## TASK BRIEF
Lines where the string "structured" appears are to be copied from the entries below.

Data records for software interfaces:
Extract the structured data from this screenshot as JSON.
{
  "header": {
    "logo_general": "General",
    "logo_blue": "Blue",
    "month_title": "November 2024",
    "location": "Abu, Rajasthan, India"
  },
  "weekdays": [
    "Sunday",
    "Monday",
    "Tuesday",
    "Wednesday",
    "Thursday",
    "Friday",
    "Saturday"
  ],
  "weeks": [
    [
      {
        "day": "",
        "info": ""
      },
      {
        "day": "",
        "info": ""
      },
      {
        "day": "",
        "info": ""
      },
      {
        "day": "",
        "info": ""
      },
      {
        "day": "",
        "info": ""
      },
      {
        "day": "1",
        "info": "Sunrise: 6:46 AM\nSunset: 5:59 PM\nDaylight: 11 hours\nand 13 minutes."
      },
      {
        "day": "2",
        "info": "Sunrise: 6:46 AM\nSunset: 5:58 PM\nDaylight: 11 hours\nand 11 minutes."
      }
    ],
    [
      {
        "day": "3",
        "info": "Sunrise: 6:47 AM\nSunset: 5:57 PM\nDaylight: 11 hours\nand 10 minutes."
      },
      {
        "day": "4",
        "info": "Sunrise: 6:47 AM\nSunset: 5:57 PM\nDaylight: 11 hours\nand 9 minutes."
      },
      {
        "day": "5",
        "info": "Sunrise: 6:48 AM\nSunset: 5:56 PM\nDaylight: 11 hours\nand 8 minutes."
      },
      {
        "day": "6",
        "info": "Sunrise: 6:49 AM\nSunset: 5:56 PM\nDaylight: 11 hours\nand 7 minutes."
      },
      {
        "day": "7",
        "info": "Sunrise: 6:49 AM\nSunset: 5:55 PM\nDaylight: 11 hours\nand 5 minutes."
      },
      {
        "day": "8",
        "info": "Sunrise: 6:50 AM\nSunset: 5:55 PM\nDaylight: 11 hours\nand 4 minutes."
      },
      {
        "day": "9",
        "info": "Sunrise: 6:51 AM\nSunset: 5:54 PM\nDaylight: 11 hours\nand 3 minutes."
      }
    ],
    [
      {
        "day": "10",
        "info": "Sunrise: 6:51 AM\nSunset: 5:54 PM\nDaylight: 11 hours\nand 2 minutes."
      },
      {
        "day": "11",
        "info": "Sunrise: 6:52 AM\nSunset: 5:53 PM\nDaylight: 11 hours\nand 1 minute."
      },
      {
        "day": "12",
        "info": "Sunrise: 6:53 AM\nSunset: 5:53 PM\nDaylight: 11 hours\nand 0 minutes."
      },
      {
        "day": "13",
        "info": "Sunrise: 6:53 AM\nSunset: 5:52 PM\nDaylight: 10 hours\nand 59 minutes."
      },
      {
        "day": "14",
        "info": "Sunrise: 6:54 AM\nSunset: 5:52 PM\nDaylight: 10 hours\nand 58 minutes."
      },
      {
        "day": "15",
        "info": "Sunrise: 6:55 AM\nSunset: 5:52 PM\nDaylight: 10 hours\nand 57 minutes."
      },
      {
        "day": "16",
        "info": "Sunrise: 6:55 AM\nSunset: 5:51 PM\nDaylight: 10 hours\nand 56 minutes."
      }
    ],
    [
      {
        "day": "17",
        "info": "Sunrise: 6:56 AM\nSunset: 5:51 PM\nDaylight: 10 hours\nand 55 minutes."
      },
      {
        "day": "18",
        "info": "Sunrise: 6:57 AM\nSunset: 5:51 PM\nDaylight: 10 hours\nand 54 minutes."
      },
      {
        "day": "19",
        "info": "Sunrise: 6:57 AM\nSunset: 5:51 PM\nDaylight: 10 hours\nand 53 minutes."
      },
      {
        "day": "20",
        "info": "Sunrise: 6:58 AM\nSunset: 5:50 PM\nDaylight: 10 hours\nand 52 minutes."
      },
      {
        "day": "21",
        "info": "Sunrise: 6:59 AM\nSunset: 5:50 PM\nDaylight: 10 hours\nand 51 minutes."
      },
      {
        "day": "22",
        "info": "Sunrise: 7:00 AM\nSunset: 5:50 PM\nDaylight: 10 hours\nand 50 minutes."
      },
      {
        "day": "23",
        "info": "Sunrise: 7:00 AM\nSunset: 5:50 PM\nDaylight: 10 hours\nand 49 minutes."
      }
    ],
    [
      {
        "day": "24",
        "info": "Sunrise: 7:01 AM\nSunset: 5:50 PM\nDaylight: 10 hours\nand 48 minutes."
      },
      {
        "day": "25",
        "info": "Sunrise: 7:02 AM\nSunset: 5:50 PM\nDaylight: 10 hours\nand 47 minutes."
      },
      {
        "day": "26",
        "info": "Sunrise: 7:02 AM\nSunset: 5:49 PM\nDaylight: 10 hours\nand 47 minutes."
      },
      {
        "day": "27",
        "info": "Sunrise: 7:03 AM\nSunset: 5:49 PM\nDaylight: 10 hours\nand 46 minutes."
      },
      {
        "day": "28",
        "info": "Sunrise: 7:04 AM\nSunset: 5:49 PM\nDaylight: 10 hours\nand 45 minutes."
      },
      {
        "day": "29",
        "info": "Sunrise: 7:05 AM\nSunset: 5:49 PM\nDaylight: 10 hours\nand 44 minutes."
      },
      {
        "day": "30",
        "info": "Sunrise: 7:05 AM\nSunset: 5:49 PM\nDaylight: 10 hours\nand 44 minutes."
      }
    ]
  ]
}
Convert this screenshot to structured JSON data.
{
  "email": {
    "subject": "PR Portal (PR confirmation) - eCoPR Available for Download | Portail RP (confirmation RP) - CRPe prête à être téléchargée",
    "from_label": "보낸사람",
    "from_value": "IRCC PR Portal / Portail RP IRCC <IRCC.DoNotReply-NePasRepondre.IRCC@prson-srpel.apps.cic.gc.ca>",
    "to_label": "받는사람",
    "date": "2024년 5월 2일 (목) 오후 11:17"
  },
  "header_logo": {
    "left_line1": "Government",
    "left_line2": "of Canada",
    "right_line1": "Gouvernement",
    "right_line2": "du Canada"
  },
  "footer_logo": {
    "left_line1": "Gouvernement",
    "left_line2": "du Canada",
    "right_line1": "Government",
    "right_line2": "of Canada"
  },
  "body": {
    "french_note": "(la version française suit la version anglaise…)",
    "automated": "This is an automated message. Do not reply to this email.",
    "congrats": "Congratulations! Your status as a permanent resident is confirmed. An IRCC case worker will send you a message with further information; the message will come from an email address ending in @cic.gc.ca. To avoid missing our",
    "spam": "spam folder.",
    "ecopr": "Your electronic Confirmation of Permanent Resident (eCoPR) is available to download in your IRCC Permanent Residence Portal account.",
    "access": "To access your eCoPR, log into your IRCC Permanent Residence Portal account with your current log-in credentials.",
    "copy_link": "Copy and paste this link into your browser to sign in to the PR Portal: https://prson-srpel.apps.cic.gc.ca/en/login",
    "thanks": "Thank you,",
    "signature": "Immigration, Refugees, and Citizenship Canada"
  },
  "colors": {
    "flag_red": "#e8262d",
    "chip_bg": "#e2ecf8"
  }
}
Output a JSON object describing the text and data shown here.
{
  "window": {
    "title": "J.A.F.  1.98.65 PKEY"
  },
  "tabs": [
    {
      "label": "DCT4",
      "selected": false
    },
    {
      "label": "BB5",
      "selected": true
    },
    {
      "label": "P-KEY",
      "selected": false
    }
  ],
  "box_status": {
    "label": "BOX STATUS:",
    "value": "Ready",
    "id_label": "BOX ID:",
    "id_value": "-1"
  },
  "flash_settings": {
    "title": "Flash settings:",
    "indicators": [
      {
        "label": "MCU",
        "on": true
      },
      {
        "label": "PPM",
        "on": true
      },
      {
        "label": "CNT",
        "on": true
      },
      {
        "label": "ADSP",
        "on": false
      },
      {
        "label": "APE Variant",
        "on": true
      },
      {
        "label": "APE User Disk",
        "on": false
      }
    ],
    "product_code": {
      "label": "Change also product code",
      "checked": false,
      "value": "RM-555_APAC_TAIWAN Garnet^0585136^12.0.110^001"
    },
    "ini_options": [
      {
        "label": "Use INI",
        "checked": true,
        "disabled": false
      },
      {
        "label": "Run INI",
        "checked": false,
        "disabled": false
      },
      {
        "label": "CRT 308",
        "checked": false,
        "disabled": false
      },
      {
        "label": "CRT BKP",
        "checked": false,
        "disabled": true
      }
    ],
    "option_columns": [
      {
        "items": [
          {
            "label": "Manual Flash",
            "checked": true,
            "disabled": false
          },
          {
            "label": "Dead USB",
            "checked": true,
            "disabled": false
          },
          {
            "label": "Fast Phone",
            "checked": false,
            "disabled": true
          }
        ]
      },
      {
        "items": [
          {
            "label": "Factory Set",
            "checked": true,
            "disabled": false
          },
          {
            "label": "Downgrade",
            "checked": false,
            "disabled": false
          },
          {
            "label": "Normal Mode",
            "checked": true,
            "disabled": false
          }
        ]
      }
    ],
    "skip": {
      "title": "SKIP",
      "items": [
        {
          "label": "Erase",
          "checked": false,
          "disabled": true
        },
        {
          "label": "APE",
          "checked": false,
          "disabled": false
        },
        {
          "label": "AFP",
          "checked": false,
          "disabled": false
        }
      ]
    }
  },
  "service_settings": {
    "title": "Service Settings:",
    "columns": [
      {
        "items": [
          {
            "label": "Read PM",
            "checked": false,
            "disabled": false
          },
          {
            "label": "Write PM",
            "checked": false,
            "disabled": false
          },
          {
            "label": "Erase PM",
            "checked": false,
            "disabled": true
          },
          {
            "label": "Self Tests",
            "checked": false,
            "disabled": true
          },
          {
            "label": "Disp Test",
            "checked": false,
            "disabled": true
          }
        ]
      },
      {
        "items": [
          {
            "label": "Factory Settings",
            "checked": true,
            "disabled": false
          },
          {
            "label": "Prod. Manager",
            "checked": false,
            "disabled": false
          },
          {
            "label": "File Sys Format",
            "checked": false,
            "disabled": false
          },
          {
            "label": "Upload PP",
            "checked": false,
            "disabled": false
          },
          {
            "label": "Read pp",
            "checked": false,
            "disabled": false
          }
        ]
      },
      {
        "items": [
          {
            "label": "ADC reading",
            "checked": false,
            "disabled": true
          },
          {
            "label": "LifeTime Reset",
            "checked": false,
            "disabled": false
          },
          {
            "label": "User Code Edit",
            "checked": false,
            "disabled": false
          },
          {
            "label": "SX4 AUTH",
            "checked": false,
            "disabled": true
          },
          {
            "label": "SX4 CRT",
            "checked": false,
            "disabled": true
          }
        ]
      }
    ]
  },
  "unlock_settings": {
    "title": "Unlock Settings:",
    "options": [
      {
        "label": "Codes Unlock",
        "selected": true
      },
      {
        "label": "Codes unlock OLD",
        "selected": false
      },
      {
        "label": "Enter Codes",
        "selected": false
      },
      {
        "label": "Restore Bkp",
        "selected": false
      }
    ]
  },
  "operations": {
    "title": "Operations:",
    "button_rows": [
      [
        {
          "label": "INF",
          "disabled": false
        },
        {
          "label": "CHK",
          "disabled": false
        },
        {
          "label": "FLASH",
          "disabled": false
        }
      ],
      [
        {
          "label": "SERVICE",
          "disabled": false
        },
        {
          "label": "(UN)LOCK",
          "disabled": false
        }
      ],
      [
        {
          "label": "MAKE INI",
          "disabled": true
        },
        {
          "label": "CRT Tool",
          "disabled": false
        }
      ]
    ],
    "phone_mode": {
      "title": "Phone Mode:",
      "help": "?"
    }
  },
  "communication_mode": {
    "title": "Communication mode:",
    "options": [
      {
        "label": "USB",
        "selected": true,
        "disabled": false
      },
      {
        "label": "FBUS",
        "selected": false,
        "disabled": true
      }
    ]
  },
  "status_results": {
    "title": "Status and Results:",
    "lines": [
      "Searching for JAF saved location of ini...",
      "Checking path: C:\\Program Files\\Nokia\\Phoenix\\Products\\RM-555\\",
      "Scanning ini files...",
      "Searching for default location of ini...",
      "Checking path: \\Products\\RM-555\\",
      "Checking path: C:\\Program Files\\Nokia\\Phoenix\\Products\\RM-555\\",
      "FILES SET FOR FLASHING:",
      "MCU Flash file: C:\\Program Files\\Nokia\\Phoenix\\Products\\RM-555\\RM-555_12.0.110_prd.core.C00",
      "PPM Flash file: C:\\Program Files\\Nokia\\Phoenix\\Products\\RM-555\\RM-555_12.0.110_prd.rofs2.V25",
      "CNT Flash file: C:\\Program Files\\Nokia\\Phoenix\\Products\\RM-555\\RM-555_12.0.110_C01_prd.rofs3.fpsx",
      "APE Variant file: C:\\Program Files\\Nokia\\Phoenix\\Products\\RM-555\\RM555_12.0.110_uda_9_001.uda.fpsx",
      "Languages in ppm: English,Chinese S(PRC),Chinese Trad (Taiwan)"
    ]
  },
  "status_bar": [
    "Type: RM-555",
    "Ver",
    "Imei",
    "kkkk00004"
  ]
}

## ANSWER FOR THE TASK
Extract the structured data from this screenshot as JSON.
Convert this screenshot to structured JSON data.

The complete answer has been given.